=== Begin Enclosure ===
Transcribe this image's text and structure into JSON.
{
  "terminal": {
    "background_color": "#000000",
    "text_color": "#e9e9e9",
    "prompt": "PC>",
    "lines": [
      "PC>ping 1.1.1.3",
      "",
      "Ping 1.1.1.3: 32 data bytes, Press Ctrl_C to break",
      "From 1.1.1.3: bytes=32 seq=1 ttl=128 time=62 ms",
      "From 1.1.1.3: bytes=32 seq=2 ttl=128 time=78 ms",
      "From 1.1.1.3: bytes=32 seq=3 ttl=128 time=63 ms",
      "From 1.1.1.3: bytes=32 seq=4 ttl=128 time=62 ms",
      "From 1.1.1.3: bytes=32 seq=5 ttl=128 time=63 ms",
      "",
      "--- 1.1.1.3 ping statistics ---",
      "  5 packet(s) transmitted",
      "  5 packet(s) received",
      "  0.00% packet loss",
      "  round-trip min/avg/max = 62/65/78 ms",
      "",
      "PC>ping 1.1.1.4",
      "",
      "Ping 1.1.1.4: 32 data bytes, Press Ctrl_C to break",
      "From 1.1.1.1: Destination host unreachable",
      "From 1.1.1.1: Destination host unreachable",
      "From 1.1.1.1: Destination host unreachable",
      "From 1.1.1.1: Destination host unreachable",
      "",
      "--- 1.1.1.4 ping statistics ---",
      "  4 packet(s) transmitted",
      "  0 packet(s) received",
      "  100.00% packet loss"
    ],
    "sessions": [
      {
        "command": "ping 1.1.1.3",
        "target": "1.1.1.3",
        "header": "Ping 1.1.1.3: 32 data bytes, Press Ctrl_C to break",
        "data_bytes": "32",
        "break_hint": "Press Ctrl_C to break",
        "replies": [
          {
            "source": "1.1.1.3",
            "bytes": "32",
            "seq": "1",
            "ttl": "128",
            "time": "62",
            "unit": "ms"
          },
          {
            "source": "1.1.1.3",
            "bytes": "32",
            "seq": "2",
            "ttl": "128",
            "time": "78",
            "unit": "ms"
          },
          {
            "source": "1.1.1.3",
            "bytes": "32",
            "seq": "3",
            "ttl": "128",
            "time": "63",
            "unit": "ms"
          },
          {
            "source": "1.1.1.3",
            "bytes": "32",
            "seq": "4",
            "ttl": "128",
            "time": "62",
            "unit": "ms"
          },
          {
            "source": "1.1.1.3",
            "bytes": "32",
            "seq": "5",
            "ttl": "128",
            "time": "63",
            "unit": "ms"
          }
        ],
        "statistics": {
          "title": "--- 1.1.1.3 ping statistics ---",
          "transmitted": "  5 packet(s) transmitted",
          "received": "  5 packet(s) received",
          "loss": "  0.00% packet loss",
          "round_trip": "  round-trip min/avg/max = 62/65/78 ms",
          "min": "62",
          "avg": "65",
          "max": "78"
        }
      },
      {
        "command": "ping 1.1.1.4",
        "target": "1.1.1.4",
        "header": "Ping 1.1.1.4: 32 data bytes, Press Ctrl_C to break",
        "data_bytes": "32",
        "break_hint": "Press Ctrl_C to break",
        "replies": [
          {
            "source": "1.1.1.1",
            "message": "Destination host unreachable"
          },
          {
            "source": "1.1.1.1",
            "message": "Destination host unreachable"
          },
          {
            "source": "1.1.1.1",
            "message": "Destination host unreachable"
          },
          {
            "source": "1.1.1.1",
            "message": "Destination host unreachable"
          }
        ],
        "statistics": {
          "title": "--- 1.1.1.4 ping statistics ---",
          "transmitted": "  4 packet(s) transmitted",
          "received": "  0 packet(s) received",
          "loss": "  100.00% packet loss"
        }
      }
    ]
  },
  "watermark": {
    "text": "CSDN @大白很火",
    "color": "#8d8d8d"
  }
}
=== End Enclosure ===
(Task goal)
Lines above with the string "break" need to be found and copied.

(Response to the task)
      "Ping 1.1.1.3: 32 data bytes, Press Ctrl_C to break",
      "Ping 1.1.1.4: 32 data bytes, Press Ctrl_C to break",
        "header": "Ping 1.1.1.3: 32 data bytes, Press Ctrl_C to break",
        "break_hint": "Press Ctrl_C to break",
        "header": "Ping 1.1.1.4: 32 data bytes, Press Ctrl_C to break",
        "break_hint": "Press Ctrl_C to break",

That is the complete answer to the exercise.